→ Exercise prompt
Please retype each record exactly as it stands below.

[Start of section]

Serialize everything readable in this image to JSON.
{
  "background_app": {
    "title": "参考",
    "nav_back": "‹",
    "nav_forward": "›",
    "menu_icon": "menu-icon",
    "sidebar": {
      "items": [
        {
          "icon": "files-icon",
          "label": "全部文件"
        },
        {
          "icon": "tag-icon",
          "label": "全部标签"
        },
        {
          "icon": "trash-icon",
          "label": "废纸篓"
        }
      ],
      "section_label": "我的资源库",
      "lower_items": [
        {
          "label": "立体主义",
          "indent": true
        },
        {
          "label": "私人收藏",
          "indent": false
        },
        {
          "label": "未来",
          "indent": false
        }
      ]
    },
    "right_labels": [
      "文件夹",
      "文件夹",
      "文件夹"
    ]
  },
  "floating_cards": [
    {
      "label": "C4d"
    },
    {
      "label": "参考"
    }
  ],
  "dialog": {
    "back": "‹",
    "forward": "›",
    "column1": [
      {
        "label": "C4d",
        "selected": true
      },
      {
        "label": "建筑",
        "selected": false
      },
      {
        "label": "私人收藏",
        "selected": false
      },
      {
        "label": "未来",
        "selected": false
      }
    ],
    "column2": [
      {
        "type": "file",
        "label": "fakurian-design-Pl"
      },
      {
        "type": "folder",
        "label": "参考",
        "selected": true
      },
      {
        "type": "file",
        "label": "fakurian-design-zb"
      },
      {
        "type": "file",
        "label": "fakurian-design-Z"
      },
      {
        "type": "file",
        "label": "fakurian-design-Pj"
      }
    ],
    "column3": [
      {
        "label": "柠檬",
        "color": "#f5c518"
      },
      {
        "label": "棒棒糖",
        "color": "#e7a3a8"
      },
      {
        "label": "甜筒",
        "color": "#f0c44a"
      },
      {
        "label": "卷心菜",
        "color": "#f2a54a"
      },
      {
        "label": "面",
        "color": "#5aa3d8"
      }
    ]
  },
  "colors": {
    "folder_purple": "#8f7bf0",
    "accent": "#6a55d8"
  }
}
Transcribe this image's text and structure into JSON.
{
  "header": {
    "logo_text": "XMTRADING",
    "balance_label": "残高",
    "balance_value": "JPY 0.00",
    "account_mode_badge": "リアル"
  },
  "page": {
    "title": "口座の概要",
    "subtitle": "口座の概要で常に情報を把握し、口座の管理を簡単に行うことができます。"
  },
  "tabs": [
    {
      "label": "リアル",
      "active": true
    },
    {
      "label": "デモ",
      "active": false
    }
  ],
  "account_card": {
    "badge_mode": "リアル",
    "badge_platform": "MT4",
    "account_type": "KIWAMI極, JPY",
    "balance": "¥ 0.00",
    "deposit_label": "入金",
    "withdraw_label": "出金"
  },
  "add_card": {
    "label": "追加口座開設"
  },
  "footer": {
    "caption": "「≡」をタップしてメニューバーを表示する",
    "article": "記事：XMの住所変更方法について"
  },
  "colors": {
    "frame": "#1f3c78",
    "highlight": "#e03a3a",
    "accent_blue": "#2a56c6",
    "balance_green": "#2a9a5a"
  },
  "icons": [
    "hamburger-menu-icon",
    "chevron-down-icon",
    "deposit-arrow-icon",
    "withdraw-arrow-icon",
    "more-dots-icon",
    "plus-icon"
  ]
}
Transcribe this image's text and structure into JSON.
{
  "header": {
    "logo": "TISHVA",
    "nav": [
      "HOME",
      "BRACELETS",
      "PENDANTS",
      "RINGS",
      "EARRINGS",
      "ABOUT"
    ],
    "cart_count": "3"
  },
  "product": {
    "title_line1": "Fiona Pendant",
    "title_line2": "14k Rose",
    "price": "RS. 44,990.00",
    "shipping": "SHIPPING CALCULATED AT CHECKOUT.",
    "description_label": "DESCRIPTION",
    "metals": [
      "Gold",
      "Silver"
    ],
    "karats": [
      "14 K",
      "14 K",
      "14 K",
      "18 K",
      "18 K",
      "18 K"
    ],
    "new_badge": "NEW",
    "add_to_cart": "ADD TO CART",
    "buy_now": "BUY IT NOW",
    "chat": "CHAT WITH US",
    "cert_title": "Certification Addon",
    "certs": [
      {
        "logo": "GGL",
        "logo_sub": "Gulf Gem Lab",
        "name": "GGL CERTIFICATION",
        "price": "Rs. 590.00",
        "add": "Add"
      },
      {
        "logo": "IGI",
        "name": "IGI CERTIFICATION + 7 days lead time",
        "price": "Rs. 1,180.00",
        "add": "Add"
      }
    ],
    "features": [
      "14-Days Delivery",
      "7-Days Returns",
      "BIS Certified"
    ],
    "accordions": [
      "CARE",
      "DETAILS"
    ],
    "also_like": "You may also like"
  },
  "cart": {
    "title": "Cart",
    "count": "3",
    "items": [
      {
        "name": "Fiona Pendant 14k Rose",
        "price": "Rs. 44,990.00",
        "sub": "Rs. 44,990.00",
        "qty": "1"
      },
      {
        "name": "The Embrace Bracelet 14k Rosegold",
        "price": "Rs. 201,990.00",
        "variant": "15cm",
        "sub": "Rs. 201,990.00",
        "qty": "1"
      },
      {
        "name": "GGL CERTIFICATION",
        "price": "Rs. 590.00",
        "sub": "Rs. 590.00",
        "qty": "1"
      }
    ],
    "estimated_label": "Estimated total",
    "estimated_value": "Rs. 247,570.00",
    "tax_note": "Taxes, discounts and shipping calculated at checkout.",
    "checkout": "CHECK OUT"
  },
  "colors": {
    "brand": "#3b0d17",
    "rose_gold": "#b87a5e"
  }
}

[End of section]

→ Exercise answer
Serialize everything readable in this image to JSON.
{
  "background_app": {
    "title": "参考",
    "nav_back": "‹",
    "nav_forward": "›",
    "menu_icon": "menu-icon",
    "sidebar": {
      "items": [
        {
          "icon": "files-icon",
          "label": "全部文件"
        },
        {
          "icon": "tag-icon",
          "label": "全部标签"
        },
        {
          "icon": "trash-icon",
          "label": "废纸篓"
        }
      ],
      "section_label": "我的资源库",
      "lower_items": [
        {
          "label": "立体主义",
          "indent": true
        },
        {
          "label": "私人收藏",
          "indent": false
        },
        {
          "label": "未来",
          "indent": false
        }
      ]
    },
    "right_labels": [
      "文件夹",
      "文件夹",
      "文件夹"
    ]
  },
  "floating_cards": [
    {
      "label": "C4d"
    },
    {
      "label": "参考"
    }
  ],
  "dialog": {
    "back": "‹",
    "forward": "›",
    "column1": [
      {
        "label": "C4d",
        "selected": true
      },
      {
        "label": "建筑",
        "selected": false
      },
      {
        "label": "私人收藏",
        "selected": false
      },
      {
        "label": "未来",
        "selected": false
      }
    ],
    "column2": [
      {
        "type": "file",
        "label": "fakurian-design-Pl"
      },
      {
        "type": "folder",
        "label": "参考",
        "selected": true
      },
      {
        "type": "file",
        "label": "fakurian-design-zb"
      },
      {
        "type": "file",
        "label": "fakurian-design-Z"
      },
      {
        "type": "file",
        "label": "fakurian-design-Pj"
      }
    ],
    "column3": [
      {
        "label": "柠檬",
        "color": "#f5c518"
      },
      {
        "label": "棒棒糖",
        "color": "#e7a3a8"
      },
      {
        "label": "甜筒",
        "color": "#f0c44a"
      },
      {
        "label": "卷心菜",
        "color": "#f2a54a"
      },
      {
        "label": "面",
        "color": "#5aa3d8"
      }
    ]
  },
  "colors": {
    "folder_purple": "#8f7bf0",
    "accent": "#6a55d8"
  }
}
Transcribe this image's text and structure into JSON.
{
  "header": {
    "logo_text": "XMTRADING",
    "balance_label": "残高",
    "balance_value": "JPY 0.00",
    "account_mode_badge": "リアル"
  },
  "page": {
    "title": "口座の概要",
    "subtitle": "口座の概要で常に情報を把握し、口座の管理を簡単に行うことができます。"
  },
  "tabs": [
    {
      "label": "リアル",
      "active": true
    },
    {
      "label": "デモ",
      "active": false
    }
  ],
  "account_card": {
    "badge_mode": "リアル",
    "badge_platform": "MT4",
    "account_type": "KIWAMI極, JPY",
    "balance": "¥ 0.00",
    "deposit_label": "入金",
    "withdraw_label": "出金"
  },
  "add_card": {
    "label": "追加口座開設"
  },
  "footer": {
    "caption": "「≡」をタップしてメニューバーを表示する",
    "article": "記事：XMの住所変更方法について"
  },
  "colors": {
    "frame": "#1f3c78",
    "highlight": "#e03a3a",
    "accent_blue": "#2a56c6",
    "balance_green": "#2a9a5a"
  },
  "icons": [
    "hamburger-menu-icon",
    "chevron-down-icon",
    "deposit-arrow-icon",
    "withdraw-arrow-icon",
    "more-dots-icon",
    "plus-icon"
  ]
}
Transcribe this image's text and structure into JSON.
{
  "header": {
    "logo": "TISHVA",
    "nav": [
      "HOME",
      "BRACELETS",
      "PENDANTS",
      "RINGS",
      "EARRINGS",
      "ABOUT"
    ],
    "cart_count": "3"
  },
  "product": {
    "title_line1": "Fiona Pendant",
    "title_line2": "14k Rose",
    "price": "RS. 44,990.00",
    "shipping": "SHIPPING CALCULATED AT CHECKOUT.",
    "description_label": "DESCRIPTION",
    "metals": [
      "Gold",
      "Silver"
    ],
    "karats": [
      "14 K",
      "14 K",
      "14 K",
      "18 K",
      "18 K",
      "18 K"
    ],
    "new_badge": "NEW",
    "add_to_cart": "ADD TO CART",
    "buy_now": "BUY IT NOW",
    "chat": "CHAT WITH US",
    "cert_title": "Certification Addon",
    "certs": [
      {
        "logo": "GGL",
        "logo_sub": "Gulf Gem Lab",
        "name": "GGL CERTIFICATION",
        "price": "Rs. 590.00",
        "add": "Add"
      },
      {
        "logo": "IGI",
        "name": "IGI CERTIFICATION + 7 days lead time",
        "price": "Rs. 1,180.00",
        "add": "Add"
      }
    ],
    "features": [
      "14-Days Delivery",
      "7-Days Returns",
      "BIS Certified"
    ],
    "accordions": [
      "CARE",
      "DETAILS"
    ],
    "also_like": "You may also like"
  },
  "cart": {
    "title": "Cart",
    "count": "3",
    "items": [
      {
        "name": "Fiona Pendant 14k Rose",
        "price": "Rs. 44,990.00",
        "sub": "Rs. 44,990.00",
        "qty": "1"
      },
      {
        "name": "The Embrace Bracelet 14k Rosegold",
        "price": "Rs. 201,990.00",
        "variant": "15cm",
        "sub": "Rs. 201,990.00",
        "qty": "1"
      },
      {
        "name": "GGL CERTIFICATION",
        "price": "Rs. 590.00",
        "sub": "Rs. 590.00",
        "qty": "1"
      }
    ],
    "estimated_label": "Estimated total",
    "estimated_value": "Rs. 247,570.00",
    "tax_note": "Taxes, discounts and shipping calculated at checkout.",
    "checkout": "CHECK OUT"
  },
  "colors": {
    "brand": "#3b0d17",
    "rose_gold": "#b87a5e"
  }
}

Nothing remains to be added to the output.